MASSIS @Pianofabriek, Brussels – 17 March 2017
Pianofabriek in Saint-Gilles is a remarkable cultural space, which hosts plenty of activities from courses and workshops to concerts and meetings, everything in a mix of a warehouse garage with an awesome façade covered in musical notes. Complementary to the already existing and very rich cultural offer in Brussels, Pianofabriek is a Flemish alternative opened to individuals and groups supporting projects with innovative and creative character, focusing on neighborhood and its diversity from a metropolitan and international perspective. Janneke Pis Festival which took place on the Saint Patrick’s evening this year, was a project of the training assistant stage technicians who followed specializing courses there. Unfortunately, in my ignorance, I knew nothing of this before, being focused on getting there to attend the concert of one of the performing bands. Lucky, a very helpful volunteer, who saw me trying to take pictures during the gig, was kind enough to start a conversation with me and offered to tell me more about the place, the event and the band. The band was the only thing on the list that I knew something about.
It’s been 3 years since I first saw MASSIS opening for Soulfy in Het Depot on 9 March 2014. And they have become one of those bands that I would gladly see live each time they perform, if possible. Since then, they have kept themselves busy on the even busiest music scene of Belgium, with concerts all over the place, from Leuven to Gent, releasing an album and working on new songs. Their line-up changed a bit and has been enhanced with new sounds, with new members that brought on the stage of Pianofabriek a MASSIS better than ever. But the stage had been also as good as it should have been for such a band. The location had one of best sounds ever and the merits should go to all the training technicians for making possible to keep everyone plugged-in to a very intense full hour of great music.
MASSIS played in what I understood to be the space for theater performances, which fit perfectly with their opening track, Dramatic Tune, followed by a few other new songs. It took them only until the end of the second song to bring the small venue and its audience in complete liveliness. One of the new tunes, Angst, needs to be specially mentioned as it sounds already like a pièce de résistance for their live sets, probably as big as No3, which is another good loud appealing song; it raised the energy levels bar quite high but MASSIS has enough songs to keep it that way throughout the concert. Songs which are quite sophisticated, fast and highly structured but MASSIS makes them seem easy to be played.

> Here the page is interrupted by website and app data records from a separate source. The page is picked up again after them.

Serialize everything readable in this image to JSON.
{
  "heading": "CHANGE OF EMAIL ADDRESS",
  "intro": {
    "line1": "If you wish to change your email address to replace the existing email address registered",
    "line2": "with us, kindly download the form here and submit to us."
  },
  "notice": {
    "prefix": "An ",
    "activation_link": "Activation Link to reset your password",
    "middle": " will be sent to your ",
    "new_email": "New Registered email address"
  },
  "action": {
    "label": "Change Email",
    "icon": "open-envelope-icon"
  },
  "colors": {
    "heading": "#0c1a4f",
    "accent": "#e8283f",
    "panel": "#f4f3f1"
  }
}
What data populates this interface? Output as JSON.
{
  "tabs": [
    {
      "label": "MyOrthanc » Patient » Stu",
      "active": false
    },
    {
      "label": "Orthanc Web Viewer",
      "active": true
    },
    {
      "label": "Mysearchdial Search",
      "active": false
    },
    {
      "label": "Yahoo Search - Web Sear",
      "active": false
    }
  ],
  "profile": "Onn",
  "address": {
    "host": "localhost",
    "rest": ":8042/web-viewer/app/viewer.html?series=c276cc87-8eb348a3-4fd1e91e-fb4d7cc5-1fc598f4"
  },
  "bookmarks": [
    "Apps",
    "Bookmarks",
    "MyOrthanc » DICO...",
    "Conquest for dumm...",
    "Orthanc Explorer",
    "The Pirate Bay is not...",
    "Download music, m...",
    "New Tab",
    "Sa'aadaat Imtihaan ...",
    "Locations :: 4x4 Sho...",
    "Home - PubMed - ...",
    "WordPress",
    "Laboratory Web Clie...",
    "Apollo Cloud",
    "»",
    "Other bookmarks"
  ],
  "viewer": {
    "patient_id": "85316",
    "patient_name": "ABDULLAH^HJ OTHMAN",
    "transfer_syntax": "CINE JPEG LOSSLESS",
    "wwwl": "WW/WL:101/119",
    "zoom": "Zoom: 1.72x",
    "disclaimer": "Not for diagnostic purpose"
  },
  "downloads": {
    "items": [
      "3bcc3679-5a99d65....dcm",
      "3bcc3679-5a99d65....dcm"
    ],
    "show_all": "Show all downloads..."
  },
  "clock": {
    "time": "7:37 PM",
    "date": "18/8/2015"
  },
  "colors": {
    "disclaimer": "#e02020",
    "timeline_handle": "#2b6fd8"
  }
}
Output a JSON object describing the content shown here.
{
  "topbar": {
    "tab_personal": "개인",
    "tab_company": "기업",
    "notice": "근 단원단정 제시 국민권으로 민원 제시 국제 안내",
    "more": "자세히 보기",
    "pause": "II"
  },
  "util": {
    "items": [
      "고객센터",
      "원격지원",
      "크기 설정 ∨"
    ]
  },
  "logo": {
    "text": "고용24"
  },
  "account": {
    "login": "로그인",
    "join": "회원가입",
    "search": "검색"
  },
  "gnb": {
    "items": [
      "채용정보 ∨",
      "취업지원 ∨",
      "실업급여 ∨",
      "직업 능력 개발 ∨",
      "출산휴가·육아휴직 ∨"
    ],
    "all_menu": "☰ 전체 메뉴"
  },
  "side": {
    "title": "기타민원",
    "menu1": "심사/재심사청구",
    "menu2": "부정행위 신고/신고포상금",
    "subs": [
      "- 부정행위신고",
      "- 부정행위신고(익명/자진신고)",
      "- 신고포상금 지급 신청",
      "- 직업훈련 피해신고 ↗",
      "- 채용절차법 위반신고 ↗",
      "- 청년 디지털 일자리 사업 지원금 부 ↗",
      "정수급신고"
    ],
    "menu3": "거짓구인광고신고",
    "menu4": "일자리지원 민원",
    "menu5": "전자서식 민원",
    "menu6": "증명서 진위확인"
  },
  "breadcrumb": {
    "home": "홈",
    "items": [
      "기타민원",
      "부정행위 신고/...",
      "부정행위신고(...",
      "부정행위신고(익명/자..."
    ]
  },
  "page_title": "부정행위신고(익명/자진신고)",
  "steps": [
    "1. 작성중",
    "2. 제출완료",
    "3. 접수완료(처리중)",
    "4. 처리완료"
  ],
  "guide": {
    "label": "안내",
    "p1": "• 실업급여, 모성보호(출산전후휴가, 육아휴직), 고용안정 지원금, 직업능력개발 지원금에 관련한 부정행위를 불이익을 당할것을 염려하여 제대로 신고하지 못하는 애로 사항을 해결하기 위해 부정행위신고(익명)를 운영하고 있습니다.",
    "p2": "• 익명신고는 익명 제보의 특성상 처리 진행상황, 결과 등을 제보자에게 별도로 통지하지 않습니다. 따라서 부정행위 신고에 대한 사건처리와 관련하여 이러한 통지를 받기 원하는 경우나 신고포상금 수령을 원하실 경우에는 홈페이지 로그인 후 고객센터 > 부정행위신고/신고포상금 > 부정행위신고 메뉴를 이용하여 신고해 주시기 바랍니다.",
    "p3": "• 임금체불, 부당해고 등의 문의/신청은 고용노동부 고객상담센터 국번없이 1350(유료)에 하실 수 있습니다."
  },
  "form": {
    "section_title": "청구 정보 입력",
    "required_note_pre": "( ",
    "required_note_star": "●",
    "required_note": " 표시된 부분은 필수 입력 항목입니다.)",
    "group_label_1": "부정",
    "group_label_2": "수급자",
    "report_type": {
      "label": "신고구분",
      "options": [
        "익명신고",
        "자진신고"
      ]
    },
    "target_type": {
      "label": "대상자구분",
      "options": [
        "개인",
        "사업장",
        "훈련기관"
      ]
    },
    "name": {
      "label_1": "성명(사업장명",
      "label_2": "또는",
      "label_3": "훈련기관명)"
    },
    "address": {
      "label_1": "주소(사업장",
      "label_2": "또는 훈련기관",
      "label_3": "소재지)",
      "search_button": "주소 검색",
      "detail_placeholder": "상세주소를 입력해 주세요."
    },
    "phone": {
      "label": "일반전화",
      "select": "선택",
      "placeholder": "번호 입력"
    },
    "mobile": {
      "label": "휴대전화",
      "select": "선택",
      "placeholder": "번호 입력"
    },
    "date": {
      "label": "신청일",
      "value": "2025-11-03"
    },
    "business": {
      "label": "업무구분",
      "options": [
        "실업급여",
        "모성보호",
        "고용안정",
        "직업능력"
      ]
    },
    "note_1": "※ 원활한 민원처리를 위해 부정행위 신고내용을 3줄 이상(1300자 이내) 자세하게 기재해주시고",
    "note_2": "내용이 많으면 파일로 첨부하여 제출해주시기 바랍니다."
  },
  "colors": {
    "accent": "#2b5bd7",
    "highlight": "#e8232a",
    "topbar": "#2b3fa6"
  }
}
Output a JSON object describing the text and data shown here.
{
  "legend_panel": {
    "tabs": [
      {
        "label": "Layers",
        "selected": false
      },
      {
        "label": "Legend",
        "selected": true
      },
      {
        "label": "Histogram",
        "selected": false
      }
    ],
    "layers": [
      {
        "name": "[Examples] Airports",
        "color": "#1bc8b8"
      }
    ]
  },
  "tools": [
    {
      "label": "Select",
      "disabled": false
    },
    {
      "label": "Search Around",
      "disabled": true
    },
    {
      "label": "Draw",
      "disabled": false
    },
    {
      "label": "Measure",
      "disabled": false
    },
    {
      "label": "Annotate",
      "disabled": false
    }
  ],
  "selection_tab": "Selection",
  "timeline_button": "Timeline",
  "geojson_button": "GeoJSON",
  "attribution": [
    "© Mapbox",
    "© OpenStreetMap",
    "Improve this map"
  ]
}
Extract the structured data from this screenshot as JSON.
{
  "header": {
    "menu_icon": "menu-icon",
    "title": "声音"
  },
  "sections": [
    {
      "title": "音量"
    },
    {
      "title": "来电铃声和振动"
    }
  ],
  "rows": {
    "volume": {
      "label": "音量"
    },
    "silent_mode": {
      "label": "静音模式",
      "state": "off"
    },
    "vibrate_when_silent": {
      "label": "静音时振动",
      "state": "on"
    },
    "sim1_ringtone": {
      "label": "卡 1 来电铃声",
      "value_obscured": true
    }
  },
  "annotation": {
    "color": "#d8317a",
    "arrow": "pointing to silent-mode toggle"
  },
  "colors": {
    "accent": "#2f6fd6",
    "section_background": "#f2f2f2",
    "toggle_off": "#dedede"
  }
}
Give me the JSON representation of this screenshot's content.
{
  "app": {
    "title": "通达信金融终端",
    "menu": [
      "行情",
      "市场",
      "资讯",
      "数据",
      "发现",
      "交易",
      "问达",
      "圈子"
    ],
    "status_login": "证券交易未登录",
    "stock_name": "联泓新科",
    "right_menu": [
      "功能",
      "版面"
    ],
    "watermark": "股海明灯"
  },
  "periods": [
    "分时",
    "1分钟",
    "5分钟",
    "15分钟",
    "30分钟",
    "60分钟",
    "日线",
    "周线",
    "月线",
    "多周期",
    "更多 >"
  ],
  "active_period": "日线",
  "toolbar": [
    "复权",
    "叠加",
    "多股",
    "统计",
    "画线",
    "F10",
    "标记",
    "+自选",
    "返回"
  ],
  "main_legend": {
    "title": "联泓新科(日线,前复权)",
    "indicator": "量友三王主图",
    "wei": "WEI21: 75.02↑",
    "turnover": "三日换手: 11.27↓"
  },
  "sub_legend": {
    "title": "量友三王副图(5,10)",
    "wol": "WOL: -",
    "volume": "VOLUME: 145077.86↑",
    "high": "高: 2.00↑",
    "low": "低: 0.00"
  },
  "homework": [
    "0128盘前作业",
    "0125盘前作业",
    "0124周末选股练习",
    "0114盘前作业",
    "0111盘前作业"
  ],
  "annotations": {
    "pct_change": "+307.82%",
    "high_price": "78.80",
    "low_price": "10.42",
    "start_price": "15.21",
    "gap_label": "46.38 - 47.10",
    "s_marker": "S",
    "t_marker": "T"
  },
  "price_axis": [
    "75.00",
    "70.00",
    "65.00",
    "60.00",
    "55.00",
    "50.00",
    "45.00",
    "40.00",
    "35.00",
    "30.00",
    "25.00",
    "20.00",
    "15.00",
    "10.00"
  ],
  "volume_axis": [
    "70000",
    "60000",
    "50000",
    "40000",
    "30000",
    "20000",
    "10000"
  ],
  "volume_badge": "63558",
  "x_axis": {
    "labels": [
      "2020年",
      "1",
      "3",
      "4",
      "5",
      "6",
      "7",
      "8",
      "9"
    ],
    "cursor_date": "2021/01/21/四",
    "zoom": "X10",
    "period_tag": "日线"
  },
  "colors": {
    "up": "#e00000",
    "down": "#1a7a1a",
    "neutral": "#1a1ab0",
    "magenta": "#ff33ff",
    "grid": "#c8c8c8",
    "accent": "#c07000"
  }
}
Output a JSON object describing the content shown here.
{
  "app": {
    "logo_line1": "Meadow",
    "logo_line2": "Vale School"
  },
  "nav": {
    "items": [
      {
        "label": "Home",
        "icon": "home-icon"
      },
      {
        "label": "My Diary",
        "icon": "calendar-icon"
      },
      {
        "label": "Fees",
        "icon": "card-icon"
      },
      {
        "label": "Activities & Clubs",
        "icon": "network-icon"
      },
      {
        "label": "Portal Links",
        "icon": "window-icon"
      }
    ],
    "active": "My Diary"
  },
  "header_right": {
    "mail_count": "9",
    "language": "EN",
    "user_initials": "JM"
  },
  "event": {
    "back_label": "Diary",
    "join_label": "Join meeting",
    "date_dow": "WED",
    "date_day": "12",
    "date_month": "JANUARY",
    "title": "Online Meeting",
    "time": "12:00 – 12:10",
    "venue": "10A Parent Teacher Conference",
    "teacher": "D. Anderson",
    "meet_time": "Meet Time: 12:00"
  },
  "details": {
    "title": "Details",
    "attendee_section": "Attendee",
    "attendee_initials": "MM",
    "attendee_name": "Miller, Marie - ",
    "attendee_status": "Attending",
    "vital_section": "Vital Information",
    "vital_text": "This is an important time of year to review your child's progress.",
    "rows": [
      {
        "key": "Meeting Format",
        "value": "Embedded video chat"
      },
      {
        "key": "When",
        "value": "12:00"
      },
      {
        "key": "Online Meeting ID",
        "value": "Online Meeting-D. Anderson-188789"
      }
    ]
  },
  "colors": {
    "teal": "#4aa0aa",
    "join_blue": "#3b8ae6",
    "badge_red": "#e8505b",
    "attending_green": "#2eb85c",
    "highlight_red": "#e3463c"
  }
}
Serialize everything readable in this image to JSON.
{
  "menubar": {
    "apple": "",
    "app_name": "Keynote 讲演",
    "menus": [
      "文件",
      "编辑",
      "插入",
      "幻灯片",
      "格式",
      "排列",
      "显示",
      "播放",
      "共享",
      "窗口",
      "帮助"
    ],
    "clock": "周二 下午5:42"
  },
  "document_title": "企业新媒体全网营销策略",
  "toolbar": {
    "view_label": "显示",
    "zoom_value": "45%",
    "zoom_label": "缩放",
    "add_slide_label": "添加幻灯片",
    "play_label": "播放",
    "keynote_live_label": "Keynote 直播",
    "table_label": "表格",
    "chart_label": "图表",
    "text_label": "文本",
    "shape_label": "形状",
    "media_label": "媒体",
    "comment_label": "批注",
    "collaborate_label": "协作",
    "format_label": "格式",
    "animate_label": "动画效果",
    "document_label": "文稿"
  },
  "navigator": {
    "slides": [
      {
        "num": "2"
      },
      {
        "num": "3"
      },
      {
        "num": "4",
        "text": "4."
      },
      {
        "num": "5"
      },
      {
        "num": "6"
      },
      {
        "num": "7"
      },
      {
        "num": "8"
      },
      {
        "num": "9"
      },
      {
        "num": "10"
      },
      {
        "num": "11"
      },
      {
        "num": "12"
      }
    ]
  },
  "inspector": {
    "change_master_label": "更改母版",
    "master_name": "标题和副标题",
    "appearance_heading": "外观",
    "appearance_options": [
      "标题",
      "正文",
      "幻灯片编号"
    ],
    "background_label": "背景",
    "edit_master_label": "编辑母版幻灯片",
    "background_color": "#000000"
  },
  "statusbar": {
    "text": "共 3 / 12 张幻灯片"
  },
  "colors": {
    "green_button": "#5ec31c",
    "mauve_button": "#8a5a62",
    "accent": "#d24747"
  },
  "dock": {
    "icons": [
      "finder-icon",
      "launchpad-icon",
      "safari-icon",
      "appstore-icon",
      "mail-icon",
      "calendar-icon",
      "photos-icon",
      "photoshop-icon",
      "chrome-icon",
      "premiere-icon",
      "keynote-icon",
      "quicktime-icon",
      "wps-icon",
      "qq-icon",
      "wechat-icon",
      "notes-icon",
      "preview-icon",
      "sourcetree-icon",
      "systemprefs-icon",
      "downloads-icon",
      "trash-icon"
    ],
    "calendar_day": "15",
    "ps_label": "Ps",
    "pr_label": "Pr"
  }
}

But isn’t this exactly the thing that players with a great deal of experience do … make everything seems easy.
Reviewing my little notes taken during the gig, I noticed I instinctively wrote down one common phrase next to each and every of their older songs: ‘became more technical’. The awesome acoustics of the venue helped a lot in acknowledging this enhancement of their already powerful non-commercial sound. Thee Hangman (for which they have a video that you can watch here) sounded considerably enriched, ending in a complete a wall of noise. Push became an obvious example of one of those songs in which the entire band comes together for complete enthrallment. Purty Mouth Boy live gained layers and layers of sound, handing the rhythm over from one instrument to another at insane speed and skills. With Pé Reynders on guitar and Werner Sempels on electronic samples and sounds, the latest members to join Andy Heurckmans (guitar) Jo Reynders (drums) and Erwin Reynders (bass), MASSIS is in a very good place right now and hopefully the music scene will be blessed with a new album soon.
Three years ago, my first impression of MASSIS was that they are a great full of energy presence playing a high quality and very enjoyable noise rock. And first impression matters, they say. Today I would also add the substance I learned over these years and which I only intuited back then, namely that the enjoyable component mentioned above has depths and intensities which reverb each time in meaningful live experiences.
- Andy Heurckmans – Guitar
- Pé Reynders – Guitar
- Jo Reynders – Drums
- Erwin Reynders – Bass
- Werner Sempels – Keyboards&Samples
Purty Mouth Boy
Music is the soundtrack of our lives. But also an important cause of tinnitus and hearing loss. If you’re a constant concertgoer, consider investing 150 euro in your health and go for a pair or custom made earplugs. That’s right, the kind all cool musicians have. Once lost, the hearing does not come back. Search for a provider in your city right now.
Posted on: March 19, 2017ywannish